devour." 5. If no other peculiar promise respecting prayer, was made to those who possessed miraculous powers, but the promise in the text, and other similar promises, then all the other promises made to prayer are applicable to christians at this day. They have a right to exercise faith in the general promise, “ He that asketh, receiveth; and he that seeketh, findeth; and to him that knocketh, it shall be opened.” They have a right to exercise faith also in innumerable other promises made to the effectual fervent prayer of the righteous. They have all the encouragement to pray in faith of the promises, that they can reasonably desire. "God has never said to the seed of Jacob, “ Seek ye me in vain;” but he has assured them, that if they pray aright, they shall always be heard ; and either receive what they pray for in particular, or something more for his glory and their good. In order to pray aright, they must pray with a real desire for those things they pray for, and with a cordial submission to the will of God, whether he shall grant or deny their requests. And when they offer up such prayers, they are always his delight, and shall avail much, though they do not obtain the particular things they ask for.
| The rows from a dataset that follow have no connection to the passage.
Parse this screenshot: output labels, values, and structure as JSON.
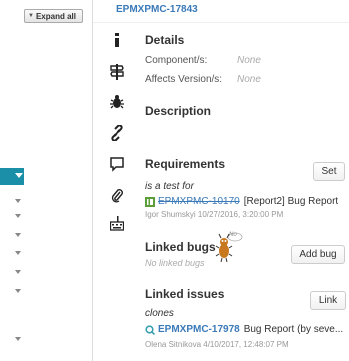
{
  "left_pane": {
    "expand_all_label": "Expand all"
  },
  "issue": {
    "key": "EPMXPMC-17843"
  },
  "side_icons": [
    "info-icon",
    "signpost-icon",
    "bug-icon",
    "link-icon",
    "comment-icon",
    "attachment-icon",
    "keyboard-icon"
  ],
  "details": {
    "title": "Details",
    "components_label": "Component/s:",
    "components_value": "None",
    "affects_label": "Affects Version/s:",
    "affects_value": "None"
  },
  "description": {
    "title": "Description"
  },
  "requirements": {
    "title": "Requirements",
    "button_label": "Set",
    "relation": "is a test for",
    "item_key": "EPMXPMC-10170",
    "item_text": "[Report2] Bug Report",
    "item_meta": "Igor Shumskyi 10/27/2016, 3:20:00 PM"
  },
  "linked_bugs": {
    "title": "Linked bugs",
    "button_label": "Add bug",
    "empty_text": "No linked bugs",
    "bubble_text": "No"
  },
  "linked_issues": {
    "title": "Linked issues",
    "button_label": "Link",
    "relation": "clones",
    "item_key": "EPMXPMC-17978",
    "item_text": "Bug Report (by seve...",
    "item_meta": "Olena Sitnikova 4/10/2017, 12:48:07 PM"
  },
  "colors": {
    "accent": "#1a8fa7",
    "link": "#3a7ab8",
    "muted": "#999999"
  }
}
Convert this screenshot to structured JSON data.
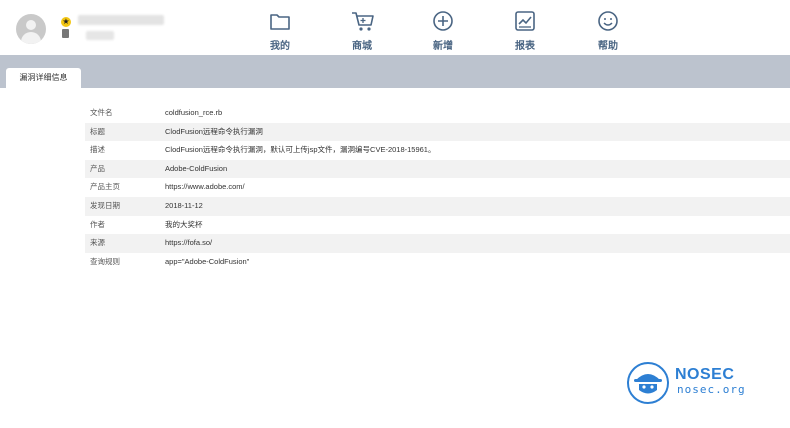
{
  "nav": [
    {
      "label": "我的",
      "icon": "folder-icon"
    },
    {
      "label": "商城",
      "icon": "cart-icon"
    },
    {
      "label": "新增",
      "icon": "plus-circle-icon"
    },
    {
      "label": "报表",
      "icon": "chart-icon"
    },
    {
      "label": "帮助",
      "icon": "smile-icon"
    }
  ],
  "tab": {
    "label": "漏洞详细信息"
  },
  "details": [
    {
      "key": "文件名",
      "value": "coldfusion_rce.rb"
    },
    {
      "key": "标题",
      "value": "ClodFusion远程命令执行漏洞"
    },
    {
      "key": "描述",
      "value": "ClodFusion远程命令执行漏洞，默认可上传jsp文件，漏洞编号CVE-2018-15961。"
    },
    {
      "key": "产品",
      "value": "Adobe-ColdFusion"
    },
    {
      "key": "产品主页",
      "value": "https://www.adobe.com/"
    },
    {
      "key": "发现日期",
      "value": "2018-11-12"
    },
    {
      "key": "作者",
      "value": "我的大奖杯"
    },
    {
      "key": "来源",
      "value": "https://fofa.so/"
    },
    {
      "key": "查询规则",
      "value": "app=\"Adobe-ColdFusion\""
    }
  ],
  "logo": {
    "name": "NOSEC",
    "url": "nosec.org"
  },
  "colors": {
    "nav_text": "#4a6583",
    "tabbar": "#bcc3ce",
    "brand": "#2d7fd3"
  }
}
And this is all they ought to desire, or do desire, when they pray aright.